● **RECORDED INFORMATION**
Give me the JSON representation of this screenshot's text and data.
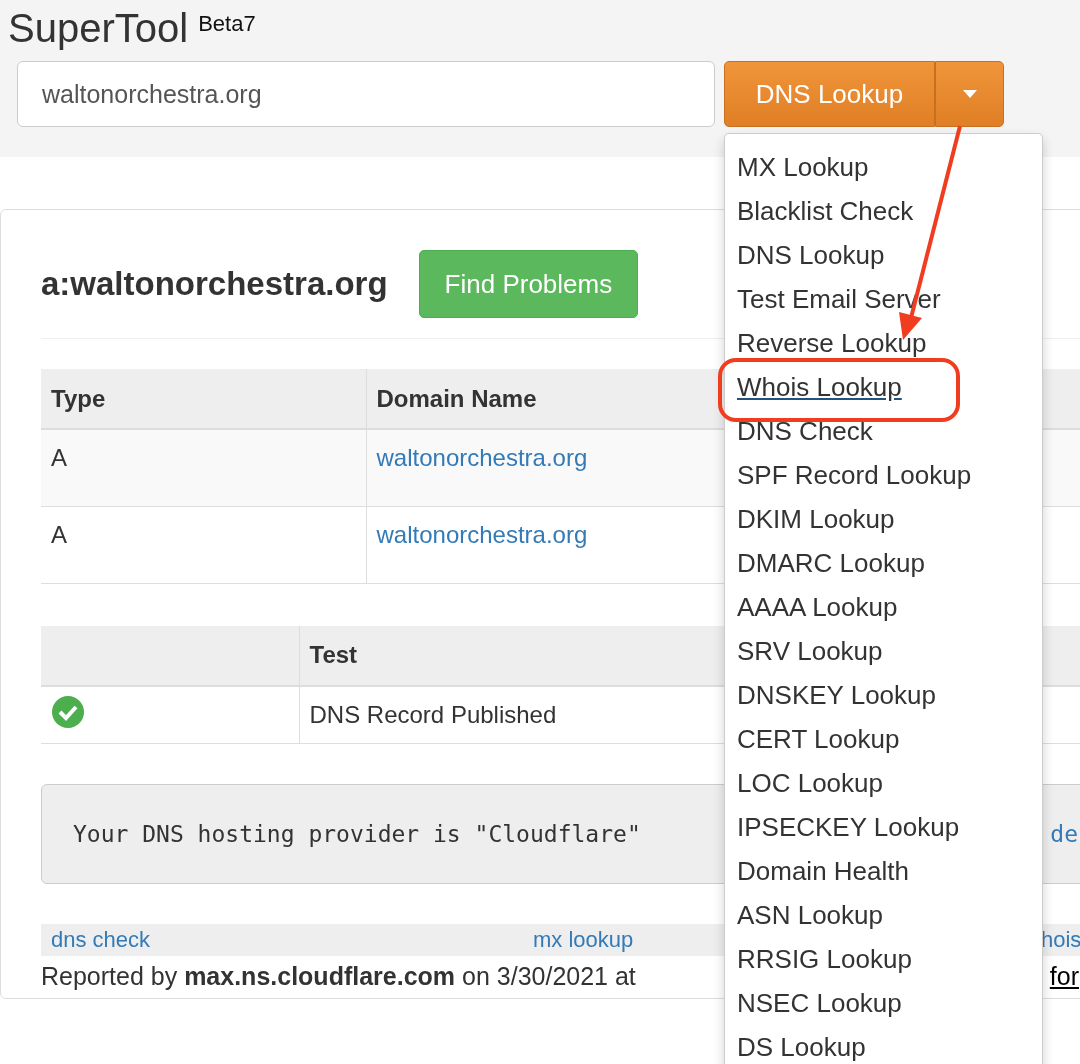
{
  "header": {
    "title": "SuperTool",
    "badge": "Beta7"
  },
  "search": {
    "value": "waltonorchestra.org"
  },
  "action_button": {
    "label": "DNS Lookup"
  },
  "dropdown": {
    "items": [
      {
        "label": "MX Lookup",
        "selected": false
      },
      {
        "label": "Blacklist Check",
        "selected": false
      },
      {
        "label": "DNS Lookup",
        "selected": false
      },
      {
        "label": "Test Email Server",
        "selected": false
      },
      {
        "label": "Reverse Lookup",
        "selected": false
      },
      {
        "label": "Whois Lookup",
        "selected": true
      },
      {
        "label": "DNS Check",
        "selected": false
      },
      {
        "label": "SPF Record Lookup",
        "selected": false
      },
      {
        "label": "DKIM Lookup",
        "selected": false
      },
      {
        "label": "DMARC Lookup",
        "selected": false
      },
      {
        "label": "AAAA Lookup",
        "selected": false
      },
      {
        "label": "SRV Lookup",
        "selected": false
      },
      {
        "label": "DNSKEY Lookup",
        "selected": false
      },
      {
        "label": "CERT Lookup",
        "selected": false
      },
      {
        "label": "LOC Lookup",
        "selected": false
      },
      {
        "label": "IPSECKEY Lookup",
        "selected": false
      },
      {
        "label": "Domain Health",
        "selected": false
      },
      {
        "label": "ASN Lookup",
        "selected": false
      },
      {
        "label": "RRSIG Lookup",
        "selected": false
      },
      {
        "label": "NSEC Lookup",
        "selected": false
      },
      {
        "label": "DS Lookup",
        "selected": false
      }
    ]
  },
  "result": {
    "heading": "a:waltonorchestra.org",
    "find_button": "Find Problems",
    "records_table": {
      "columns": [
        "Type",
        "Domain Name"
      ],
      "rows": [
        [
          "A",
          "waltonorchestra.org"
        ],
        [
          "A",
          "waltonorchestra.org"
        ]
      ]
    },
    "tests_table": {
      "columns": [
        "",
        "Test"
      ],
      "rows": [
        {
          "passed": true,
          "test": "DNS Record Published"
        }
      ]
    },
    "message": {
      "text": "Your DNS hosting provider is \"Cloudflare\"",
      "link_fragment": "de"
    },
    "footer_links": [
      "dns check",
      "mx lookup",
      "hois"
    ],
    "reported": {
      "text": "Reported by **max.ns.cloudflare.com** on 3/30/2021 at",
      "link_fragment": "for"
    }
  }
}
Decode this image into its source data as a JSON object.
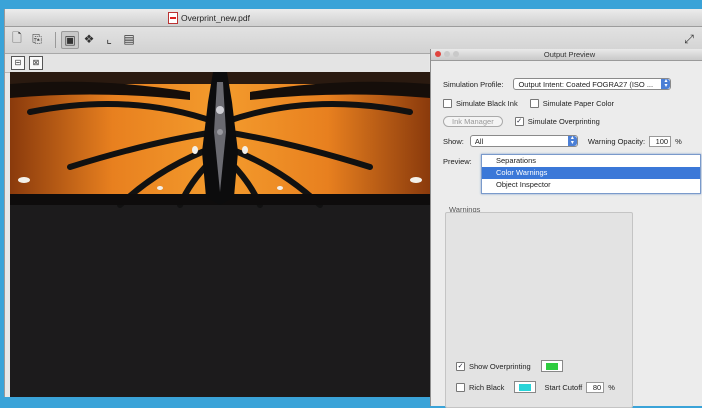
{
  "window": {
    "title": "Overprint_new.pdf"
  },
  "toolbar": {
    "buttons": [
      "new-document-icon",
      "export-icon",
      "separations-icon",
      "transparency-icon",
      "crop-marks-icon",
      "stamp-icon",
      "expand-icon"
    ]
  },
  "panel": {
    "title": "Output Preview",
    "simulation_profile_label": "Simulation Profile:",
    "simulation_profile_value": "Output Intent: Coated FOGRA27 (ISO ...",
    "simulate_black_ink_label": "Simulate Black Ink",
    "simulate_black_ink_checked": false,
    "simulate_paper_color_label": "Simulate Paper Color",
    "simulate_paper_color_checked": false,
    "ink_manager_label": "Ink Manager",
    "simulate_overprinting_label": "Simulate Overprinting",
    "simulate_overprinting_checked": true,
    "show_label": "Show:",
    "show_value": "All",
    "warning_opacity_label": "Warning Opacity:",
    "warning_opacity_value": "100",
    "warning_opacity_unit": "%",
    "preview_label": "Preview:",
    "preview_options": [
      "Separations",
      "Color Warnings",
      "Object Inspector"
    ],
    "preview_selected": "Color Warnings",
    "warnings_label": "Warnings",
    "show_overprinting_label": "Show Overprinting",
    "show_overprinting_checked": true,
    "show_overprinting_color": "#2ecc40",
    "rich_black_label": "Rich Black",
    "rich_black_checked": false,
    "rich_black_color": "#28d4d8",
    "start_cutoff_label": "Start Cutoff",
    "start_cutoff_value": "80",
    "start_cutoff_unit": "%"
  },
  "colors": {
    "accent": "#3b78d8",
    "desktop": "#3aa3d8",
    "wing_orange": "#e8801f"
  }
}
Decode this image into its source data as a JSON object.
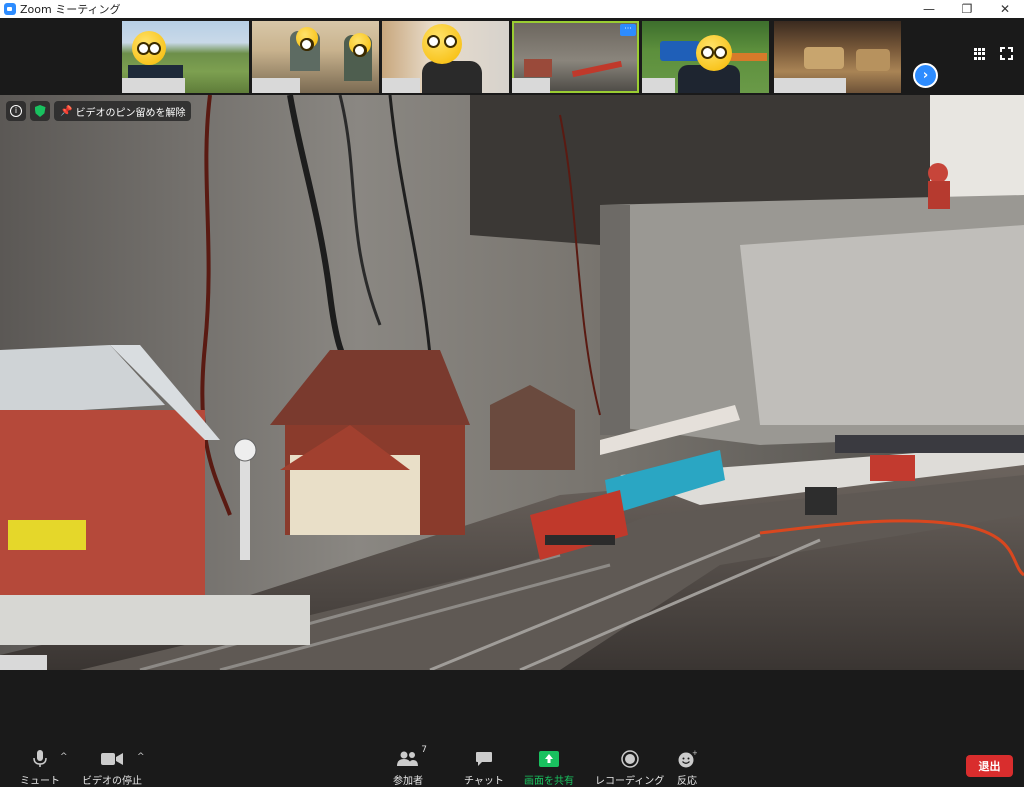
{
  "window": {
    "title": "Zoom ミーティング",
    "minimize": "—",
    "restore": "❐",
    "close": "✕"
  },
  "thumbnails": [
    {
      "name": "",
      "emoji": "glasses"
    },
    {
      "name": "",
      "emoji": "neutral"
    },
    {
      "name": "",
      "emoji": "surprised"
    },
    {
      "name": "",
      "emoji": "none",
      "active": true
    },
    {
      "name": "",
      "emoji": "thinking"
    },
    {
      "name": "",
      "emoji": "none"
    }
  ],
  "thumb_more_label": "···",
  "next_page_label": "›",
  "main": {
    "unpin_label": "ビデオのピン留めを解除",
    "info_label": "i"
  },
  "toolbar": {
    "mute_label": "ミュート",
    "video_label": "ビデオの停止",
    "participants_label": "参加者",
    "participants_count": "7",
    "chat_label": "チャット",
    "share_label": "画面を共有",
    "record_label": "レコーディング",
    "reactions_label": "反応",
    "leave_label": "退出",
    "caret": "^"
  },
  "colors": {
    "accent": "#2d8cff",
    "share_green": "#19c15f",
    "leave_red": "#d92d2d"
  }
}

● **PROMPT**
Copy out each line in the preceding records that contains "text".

● **OUTPUT BELOW**
Give me the JSON representation of this screenshot's text and data.
      "text": "Your DNS hosting provider is \"Cloudflare\"",
      "text": "Reported by **max.ns.cloudflare.com** on 3/30/2021 at",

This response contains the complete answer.